# YOUR TASK
Check every line below, and copy those that include "text".

# THE INPUT

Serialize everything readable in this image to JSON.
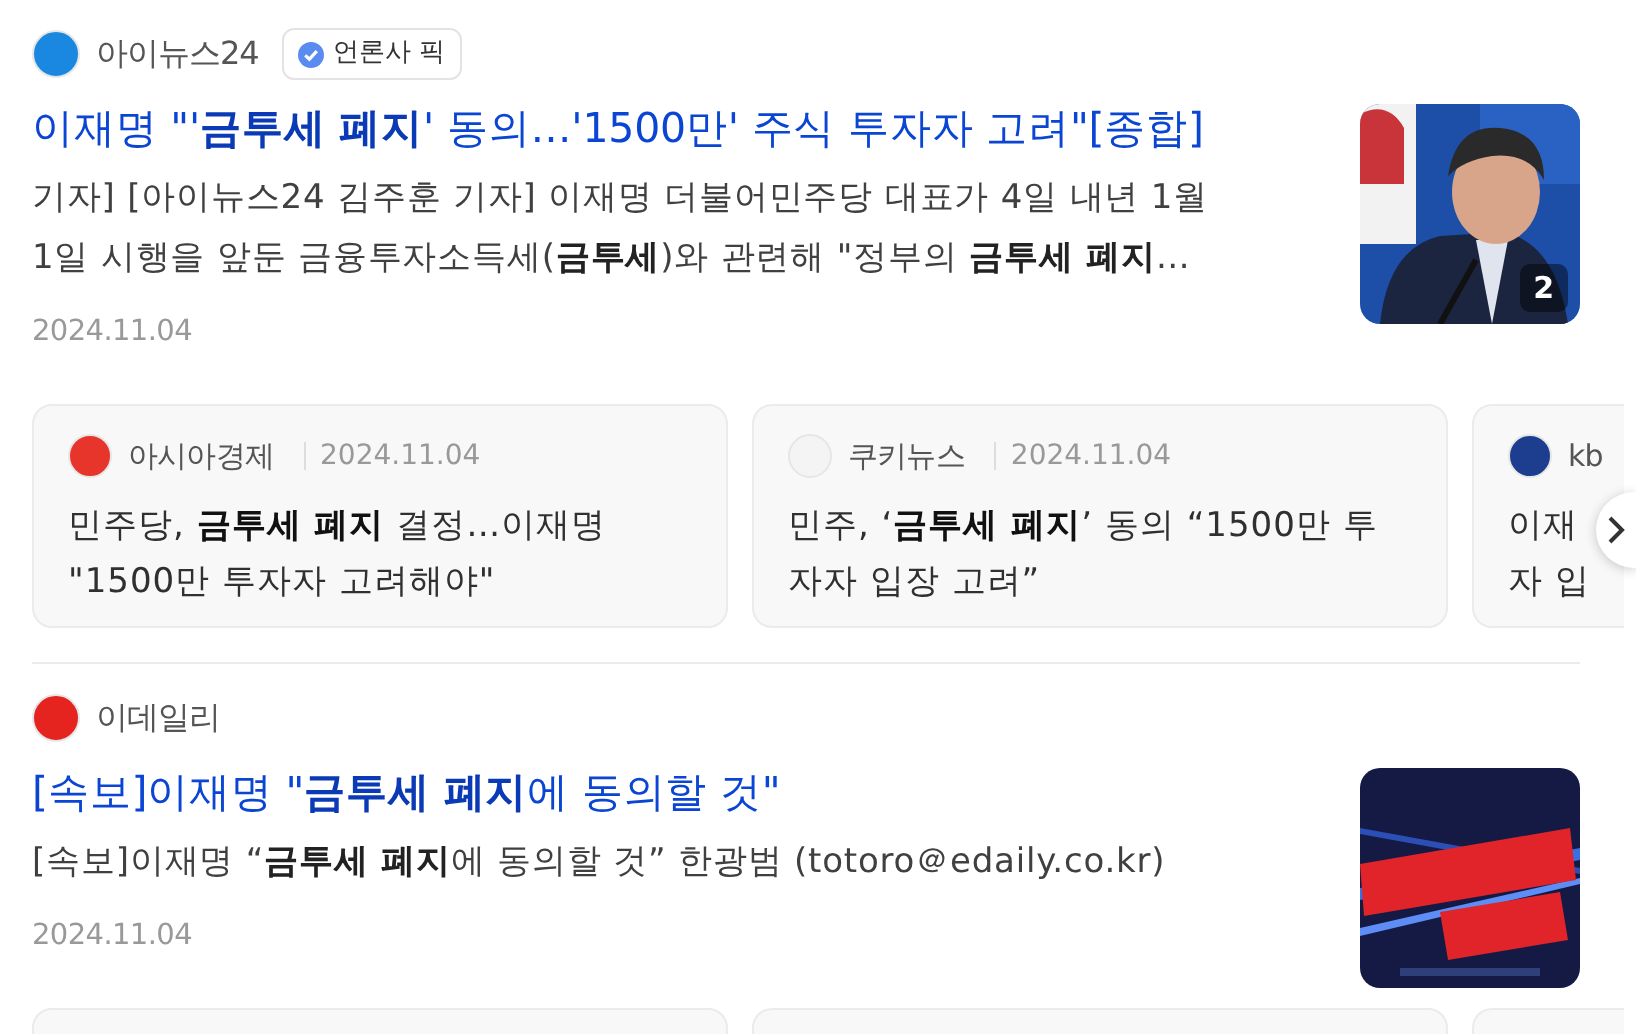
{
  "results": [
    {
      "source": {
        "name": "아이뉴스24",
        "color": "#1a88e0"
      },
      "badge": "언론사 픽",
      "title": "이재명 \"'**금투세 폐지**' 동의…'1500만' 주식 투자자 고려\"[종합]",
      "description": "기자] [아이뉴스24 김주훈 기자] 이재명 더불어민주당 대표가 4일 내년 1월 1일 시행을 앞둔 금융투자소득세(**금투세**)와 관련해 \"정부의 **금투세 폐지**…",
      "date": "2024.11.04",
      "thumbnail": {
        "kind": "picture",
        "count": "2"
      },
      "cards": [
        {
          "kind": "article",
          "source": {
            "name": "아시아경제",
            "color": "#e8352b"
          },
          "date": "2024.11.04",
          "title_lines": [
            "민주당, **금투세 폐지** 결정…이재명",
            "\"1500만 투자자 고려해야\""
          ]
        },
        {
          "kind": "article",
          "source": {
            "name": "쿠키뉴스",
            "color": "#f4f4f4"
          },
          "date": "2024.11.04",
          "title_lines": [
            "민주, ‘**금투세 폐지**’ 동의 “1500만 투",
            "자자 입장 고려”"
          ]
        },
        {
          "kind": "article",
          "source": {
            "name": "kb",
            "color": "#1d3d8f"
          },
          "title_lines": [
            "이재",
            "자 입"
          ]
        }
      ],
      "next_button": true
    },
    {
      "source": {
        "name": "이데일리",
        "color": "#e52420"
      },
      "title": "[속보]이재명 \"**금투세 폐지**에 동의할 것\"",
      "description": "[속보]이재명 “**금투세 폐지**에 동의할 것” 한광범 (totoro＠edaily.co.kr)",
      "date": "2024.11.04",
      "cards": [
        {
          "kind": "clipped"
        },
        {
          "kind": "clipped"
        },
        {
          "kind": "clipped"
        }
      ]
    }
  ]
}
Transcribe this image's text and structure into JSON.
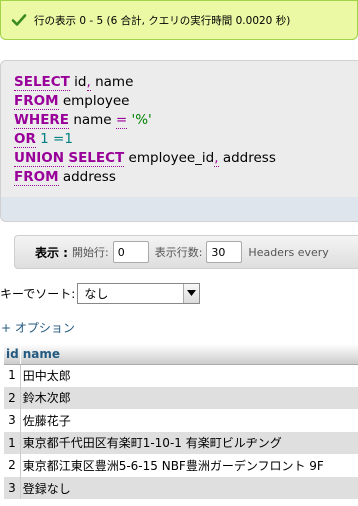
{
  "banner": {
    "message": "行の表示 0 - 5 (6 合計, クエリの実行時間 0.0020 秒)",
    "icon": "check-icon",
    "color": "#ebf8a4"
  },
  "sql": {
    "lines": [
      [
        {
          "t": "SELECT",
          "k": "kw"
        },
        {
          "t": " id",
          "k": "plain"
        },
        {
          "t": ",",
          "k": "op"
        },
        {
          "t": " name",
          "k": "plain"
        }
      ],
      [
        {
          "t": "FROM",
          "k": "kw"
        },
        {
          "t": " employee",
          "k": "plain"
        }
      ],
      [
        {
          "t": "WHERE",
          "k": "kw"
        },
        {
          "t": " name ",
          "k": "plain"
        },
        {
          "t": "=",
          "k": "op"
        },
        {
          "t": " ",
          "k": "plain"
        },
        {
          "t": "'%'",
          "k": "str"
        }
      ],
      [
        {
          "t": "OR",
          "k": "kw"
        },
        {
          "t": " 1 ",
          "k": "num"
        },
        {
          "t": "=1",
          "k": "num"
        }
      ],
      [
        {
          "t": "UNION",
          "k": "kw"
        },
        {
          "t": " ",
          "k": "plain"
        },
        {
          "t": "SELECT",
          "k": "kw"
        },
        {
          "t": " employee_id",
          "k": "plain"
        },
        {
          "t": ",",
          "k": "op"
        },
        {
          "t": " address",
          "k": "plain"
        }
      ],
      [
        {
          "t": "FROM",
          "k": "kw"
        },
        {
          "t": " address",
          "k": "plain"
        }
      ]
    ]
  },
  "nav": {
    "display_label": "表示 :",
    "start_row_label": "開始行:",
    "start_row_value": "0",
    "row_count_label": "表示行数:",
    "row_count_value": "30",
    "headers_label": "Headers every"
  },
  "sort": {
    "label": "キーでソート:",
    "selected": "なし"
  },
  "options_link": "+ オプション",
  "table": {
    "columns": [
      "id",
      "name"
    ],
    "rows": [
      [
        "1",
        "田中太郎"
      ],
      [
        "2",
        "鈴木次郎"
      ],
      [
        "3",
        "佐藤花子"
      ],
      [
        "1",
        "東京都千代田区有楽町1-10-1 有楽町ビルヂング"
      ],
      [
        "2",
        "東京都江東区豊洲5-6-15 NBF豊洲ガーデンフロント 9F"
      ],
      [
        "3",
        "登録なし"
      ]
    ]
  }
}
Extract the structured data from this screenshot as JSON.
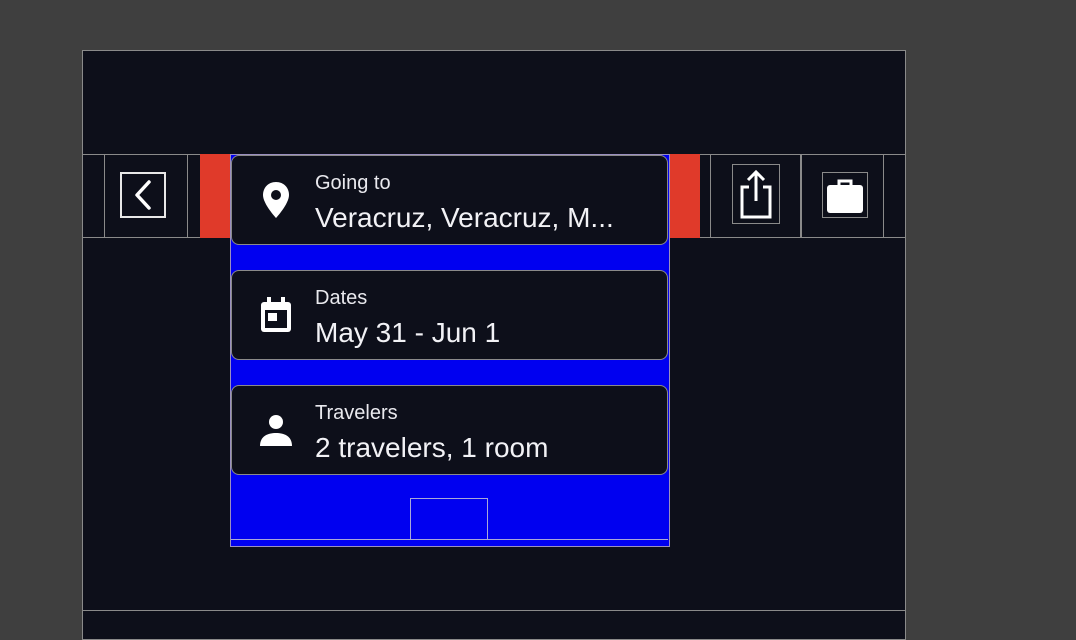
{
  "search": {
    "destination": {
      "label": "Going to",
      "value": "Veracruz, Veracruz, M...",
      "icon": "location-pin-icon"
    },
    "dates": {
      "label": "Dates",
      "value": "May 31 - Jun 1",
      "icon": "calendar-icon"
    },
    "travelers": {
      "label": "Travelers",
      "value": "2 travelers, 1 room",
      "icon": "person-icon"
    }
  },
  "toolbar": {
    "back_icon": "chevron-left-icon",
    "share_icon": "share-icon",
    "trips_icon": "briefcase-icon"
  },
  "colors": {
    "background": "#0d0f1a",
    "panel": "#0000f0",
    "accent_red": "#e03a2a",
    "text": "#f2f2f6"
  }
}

# EXERCISE SOLUTION
Transcribe this image's text and structure into JSON.
    "text": "#f2f2f6"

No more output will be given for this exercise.